GLASGOW — Lions, tigers and bears — well, not exactly, but there will be plenty of animals for children to interact with when they attend the Barren River Animal Welfare Association’s summer camps in June.
BRAWA is offering two summer camps. The first one, which is called Buddy Camp, will take place 8 a.m. to 2 p.m. June 19-23 and will be for children in grades 6-9.
Children participating in Buddy Camp will be involved in a lot of hands-on activities at the animal shelter.
“They will be walking dogs and doing a lot of shelter duties throughout their week.

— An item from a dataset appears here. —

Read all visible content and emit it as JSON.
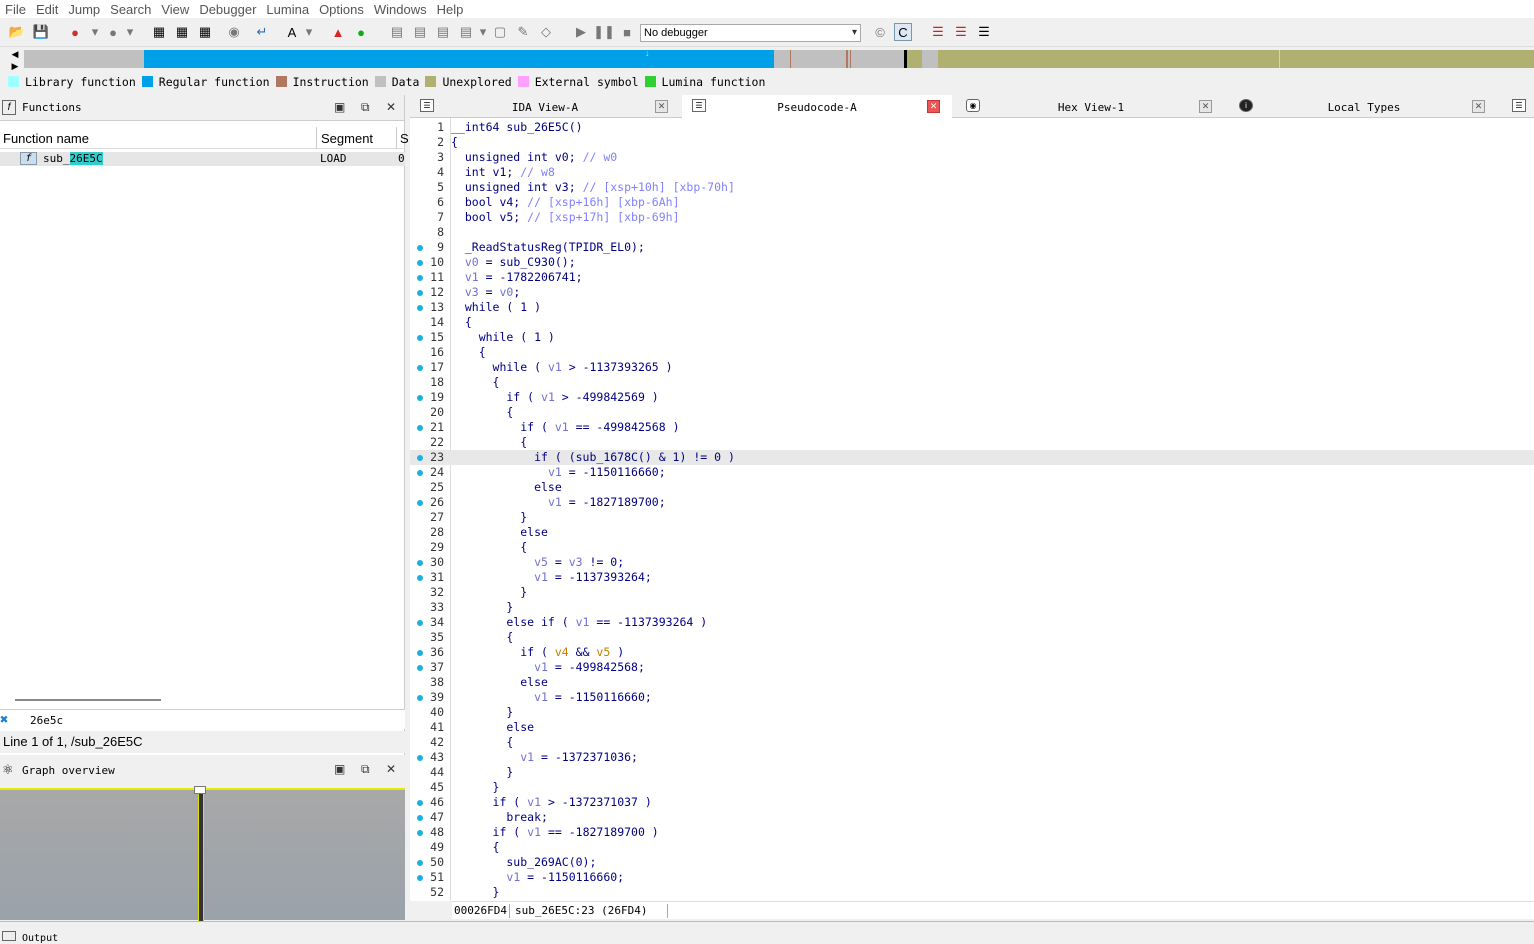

They are going to get to bathe dogs and they are going to learn a little bit about temperament testing of the animals,” said Connie Greer, education/rescue transport coordinator for the animal shelter.
The children will also be tie dying shirts and making a variety of crafts.
They will also have the option of observing a cat being neutered, provided they have parent’s permission, she said.
Buddy Camp participants will also be treated to several visitors during the camp, including one from Officer Jax, a K-9 officer, with the Cave City Police Department.
The children will be treated to a visit by Mike Houchens with Pet’s Supplies, a family-owned pet store in downtown Glasgow.
Paula Robinson, co-owner of the pet store, said Houchens will be bringing a tarantula, a corn snake, a rat snake, a centipede and possibly a savannah monitor and a chameleon.
“He’s not going to be bringing any kind of furry things,” she said.
Greer explained the reason behind inviting Houchens with Pet’s Supplies to bring the insects and reptiles is to teach the children that they should be aware of that are things that could hurt them, as well as things they shouldn’t be afraid of.
“I think we’ve all grown up to be afraid of things like spiders, snakes or mice and he is going to educate them not to be frightened,” she said.
Animal curators with Kentucky Down Under in Horse Cave will be making a two-hour presentation during Buddy Camp.
Brian Dale with Kentucky Down Under said when doing outreach programs the animal curators try to take a reptile, like a woma python and some exotic birds, such as a macaw or a kookaburra.
Depending on the availability at the time of the year, they sometimes take a joey kangaroo along, he said.
The animal curators talk to children about the importance of animals in the ecosystem, as well as share information about their habitats and the responsibility involved in caring for them.
“Animals have their own little personalities that can make them special, but also there is a responsibility in having an animal,” Dale said. “It’s a pretty strong commitment, especially when getting into exotic birds that may be around for 40 to 50 years.”
The second camp, Camp BRAWA, is for children in grades 1-5 and will take place from 8 a.m. to noon June…